EXCERPTED DATA -

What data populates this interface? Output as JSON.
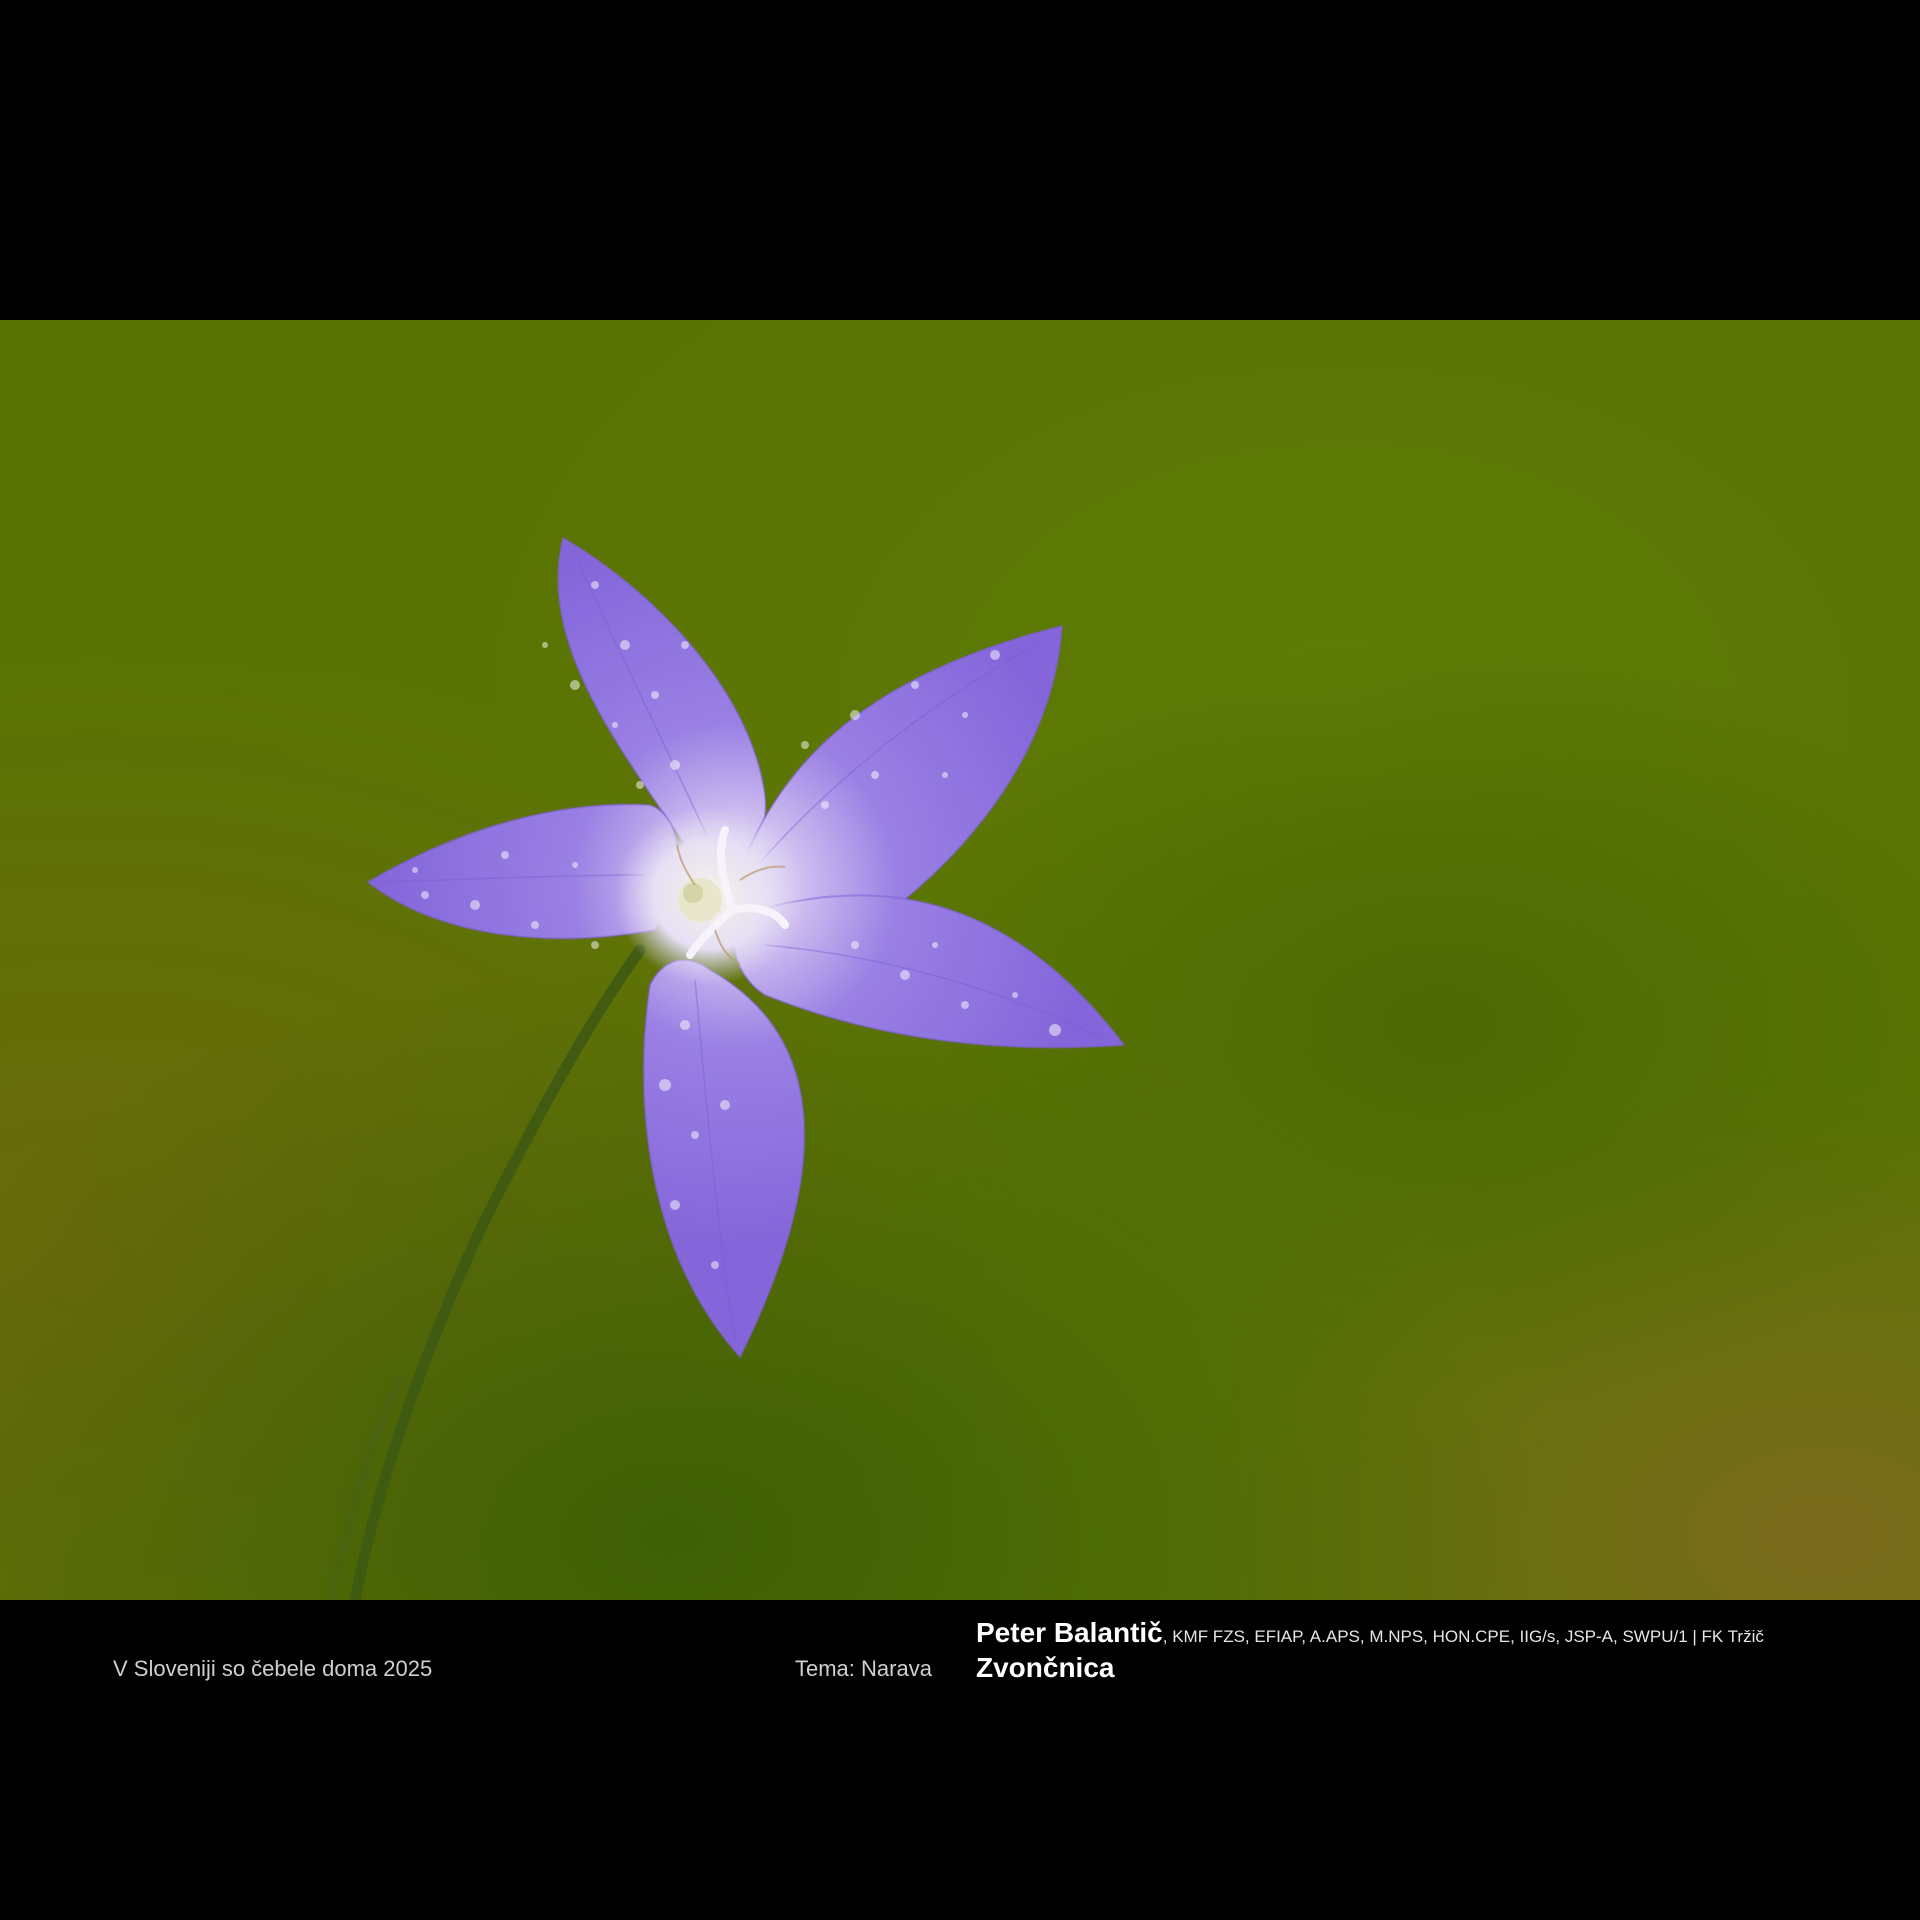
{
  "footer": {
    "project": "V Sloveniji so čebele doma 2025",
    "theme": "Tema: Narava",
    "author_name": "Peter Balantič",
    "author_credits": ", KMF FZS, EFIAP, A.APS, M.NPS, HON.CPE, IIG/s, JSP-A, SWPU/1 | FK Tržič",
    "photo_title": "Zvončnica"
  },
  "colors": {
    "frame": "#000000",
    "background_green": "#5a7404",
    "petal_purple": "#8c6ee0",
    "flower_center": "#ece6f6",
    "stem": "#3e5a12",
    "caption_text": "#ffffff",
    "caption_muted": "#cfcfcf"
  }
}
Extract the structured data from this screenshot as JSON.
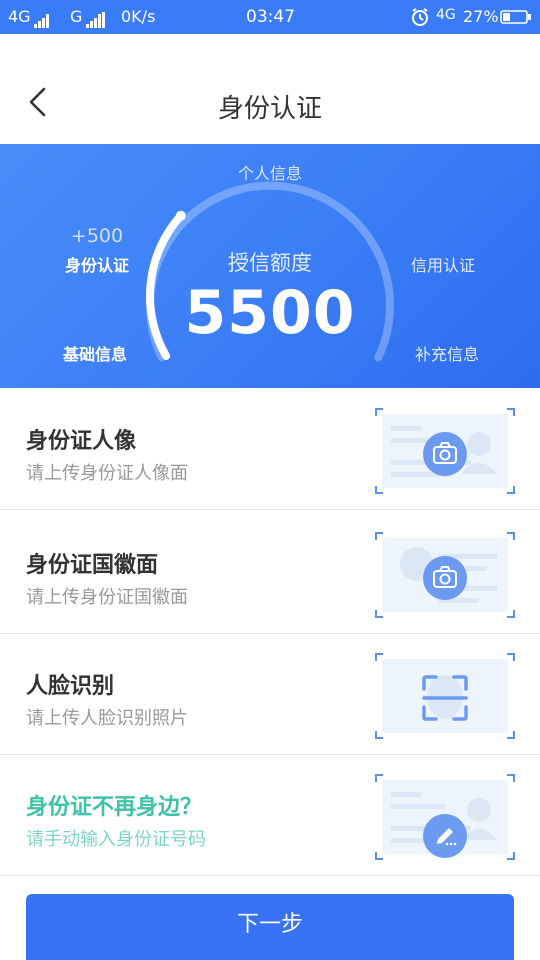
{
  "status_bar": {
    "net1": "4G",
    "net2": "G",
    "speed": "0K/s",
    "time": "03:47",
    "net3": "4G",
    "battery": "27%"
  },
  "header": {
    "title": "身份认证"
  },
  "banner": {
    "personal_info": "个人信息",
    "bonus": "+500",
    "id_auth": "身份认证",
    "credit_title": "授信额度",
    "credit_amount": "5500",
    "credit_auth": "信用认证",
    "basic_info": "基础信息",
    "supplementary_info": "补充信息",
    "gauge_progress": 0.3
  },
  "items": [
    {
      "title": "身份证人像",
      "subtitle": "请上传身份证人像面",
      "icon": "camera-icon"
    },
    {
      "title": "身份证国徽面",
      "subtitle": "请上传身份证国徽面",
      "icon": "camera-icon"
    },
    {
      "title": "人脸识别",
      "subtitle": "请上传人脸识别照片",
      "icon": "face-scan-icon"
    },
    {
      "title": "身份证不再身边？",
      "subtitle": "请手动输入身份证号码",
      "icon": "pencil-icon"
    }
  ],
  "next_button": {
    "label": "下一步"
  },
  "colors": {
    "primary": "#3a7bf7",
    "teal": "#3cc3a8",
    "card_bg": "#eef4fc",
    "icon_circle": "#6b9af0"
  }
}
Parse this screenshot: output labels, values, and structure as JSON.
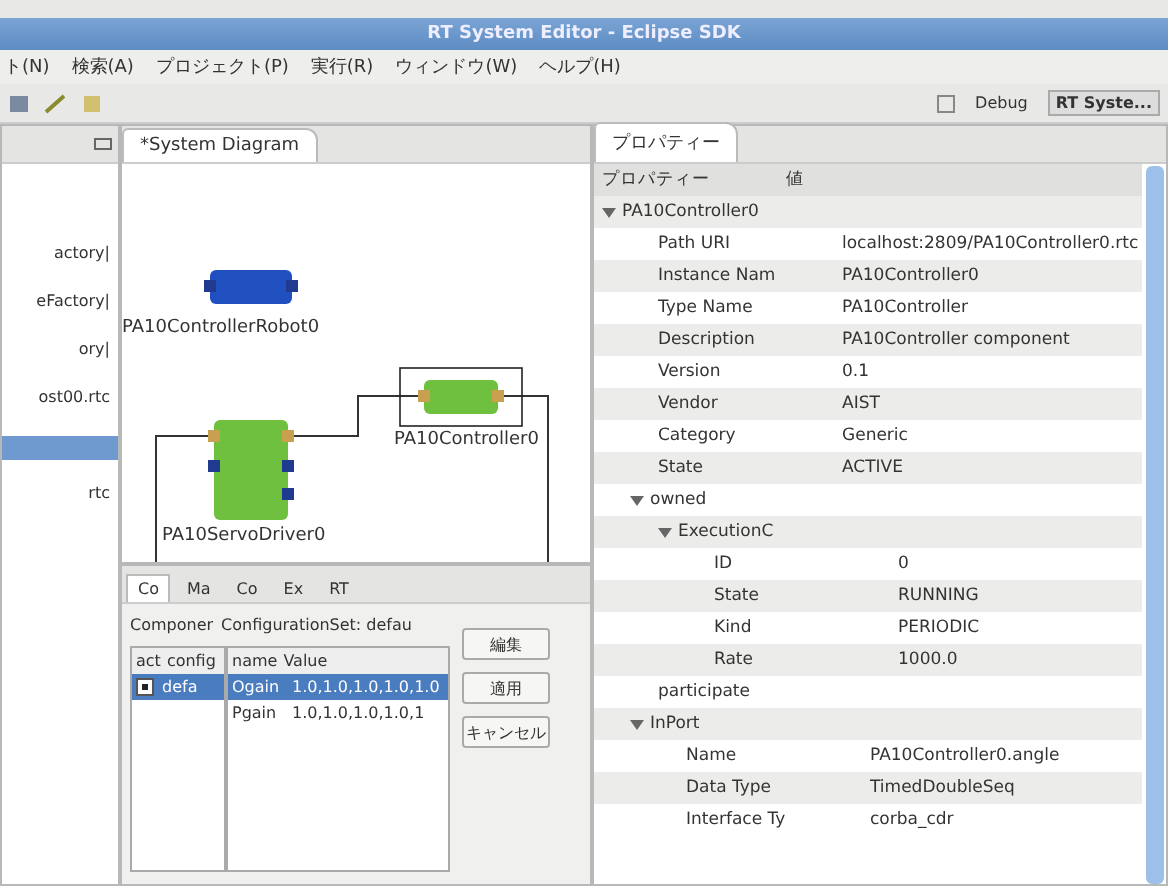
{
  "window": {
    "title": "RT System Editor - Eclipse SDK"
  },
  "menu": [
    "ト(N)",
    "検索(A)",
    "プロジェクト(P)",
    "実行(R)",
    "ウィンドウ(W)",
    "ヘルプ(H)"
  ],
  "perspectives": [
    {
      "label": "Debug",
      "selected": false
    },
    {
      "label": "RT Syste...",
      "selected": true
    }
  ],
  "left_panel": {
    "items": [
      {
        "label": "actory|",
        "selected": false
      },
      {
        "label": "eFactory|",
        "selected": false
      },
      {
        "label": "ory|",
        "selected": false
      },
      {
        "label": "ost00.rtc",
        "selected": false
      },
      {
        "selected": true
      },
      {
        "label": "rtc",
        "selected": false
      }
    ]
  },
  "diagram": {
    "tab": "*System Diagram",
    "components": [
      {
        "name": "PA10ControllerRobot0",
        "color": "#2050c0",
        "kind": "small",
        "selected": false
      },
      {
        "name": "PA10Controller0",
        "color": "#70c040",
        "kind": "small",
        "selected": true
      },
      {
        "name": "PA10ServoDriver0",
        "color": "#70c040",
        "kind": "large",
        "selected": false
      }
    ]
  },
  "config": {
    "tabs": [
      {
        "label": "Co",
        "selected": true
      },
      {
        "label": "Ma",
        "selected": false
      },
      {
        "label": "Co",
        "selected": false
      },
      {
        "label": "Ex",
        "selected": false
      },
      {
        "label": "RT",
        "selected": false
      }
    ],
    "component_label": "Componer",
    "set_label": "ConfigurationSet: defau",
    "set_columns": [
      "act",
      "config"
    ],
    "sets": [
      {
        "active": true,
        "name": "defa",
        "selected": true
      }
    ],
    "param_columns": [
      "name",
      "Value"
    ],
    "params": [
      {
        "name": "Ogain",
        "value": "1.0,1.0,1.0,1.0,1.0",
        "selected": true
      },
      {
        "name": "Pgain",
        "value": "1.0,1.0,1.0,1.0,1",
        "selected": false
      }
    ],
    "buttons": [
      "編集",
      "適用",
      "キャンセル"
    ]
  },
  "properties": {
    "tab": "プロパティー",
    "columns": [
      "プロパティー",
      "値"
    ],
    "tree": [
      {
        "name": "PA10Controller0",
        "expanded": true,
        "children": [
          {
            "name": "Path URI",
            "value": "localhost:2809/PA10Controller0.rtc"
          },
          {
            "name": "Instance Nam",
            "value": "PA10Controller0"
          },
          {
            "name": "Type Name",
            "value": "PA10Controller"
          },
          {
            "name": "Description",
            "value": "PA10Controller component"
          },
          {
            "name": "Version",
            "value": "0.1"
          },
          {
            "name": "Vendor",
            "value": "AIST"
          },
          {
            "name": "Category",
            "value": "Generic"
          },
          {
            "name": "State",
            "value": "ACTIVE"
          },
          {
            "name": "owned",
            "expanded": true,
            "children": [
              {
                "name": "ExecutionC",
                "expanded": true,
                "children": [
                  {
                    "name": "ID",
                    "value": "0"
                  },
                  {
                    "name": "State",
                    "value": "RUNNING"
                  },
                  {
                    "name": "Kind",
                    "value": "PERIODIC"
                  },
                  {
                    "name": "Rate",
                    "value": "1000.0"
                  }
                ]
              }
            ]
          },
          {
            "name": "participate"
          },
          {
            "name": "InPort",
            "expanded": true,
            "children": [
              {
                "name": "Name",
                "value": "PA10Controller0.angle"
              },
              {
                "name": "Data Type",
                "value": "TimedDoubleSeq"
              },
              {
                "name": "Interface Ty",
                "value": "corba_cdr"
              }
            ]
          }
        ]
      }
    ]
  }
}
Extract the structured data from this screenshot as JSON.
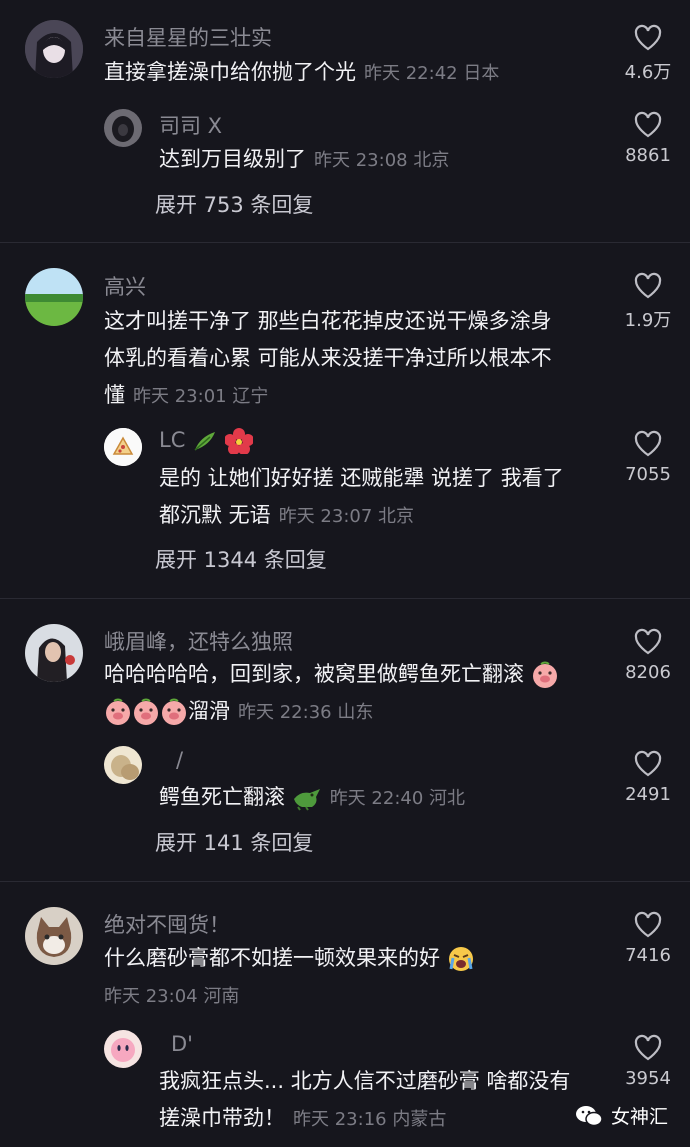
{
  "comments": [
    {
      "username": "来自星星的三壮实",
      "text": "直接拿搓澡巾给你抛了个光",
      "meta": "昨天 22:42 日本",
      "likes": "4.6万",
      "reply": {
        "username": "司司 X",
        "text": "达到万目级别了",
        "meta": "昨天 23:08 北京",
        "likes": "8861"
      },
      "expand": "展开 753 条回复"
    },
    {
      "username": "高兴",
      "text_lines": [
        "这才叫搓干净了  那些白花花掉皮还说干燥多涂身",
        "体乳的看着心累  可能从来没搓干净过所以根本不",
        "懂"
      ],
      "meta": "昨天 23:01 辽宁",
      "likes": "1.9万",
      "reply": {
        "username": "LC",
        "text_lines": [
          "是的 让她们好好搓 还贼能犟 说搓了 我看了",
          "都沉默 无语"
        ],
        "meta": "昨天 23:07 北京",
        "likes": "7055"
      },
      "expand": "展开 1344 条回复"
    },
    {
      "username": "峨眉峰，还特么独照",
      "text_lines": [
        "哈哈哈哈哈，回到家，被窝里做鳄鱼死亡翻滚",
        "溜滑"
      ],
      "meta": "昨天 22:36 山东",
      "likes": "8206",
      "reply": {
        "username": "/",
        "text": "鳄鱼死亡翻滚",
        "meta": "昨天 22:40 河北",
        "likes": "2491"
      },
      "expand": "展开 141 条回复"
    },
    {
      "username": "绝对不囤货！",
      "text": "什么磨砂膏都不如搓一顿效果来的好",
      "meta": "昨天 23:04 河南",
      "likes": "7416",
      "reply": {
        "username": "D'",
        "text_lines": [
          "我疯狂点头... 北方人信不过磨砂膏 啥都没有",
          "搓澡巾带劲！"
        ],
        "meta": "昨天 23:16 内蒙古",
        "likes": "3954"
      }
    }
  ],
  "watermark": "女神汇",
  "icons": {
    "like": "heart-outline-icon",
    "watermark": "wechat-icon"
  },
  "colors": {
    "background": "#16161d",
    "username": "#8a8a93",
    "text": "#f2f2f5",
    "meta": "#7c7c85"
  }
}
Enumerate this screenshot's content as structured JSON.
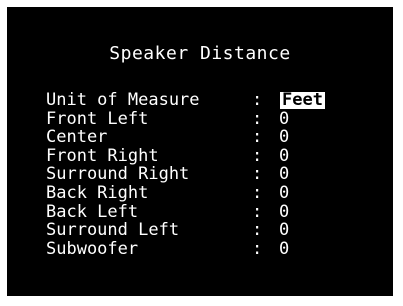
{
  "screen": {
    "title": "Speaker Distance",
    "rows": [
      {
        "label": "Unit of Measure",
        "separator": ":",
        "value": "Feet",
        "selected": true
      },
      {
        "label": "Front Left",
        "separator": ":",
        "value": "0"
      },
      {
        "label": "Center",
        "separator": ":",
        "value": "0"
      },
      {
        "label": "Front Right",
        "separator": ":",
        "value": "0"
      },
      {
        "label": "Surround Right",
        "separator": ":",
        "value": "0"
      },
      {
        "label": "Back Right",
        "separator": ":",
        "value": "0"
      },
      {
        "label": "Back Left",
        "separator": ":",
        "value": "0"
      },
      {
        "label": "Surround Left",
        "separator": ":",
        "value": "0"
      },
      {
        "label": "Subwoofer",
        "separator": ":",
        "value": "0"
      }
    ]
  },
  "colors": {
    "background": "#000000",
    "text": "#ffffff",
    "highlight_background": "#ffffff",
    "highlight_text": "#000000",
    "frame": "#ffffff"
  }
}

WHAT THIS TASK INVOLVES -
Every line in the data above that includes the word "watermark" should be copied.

YOUR RESPONSE -
  "watermark": "女神汇",
    "watermark": "wechat-icon"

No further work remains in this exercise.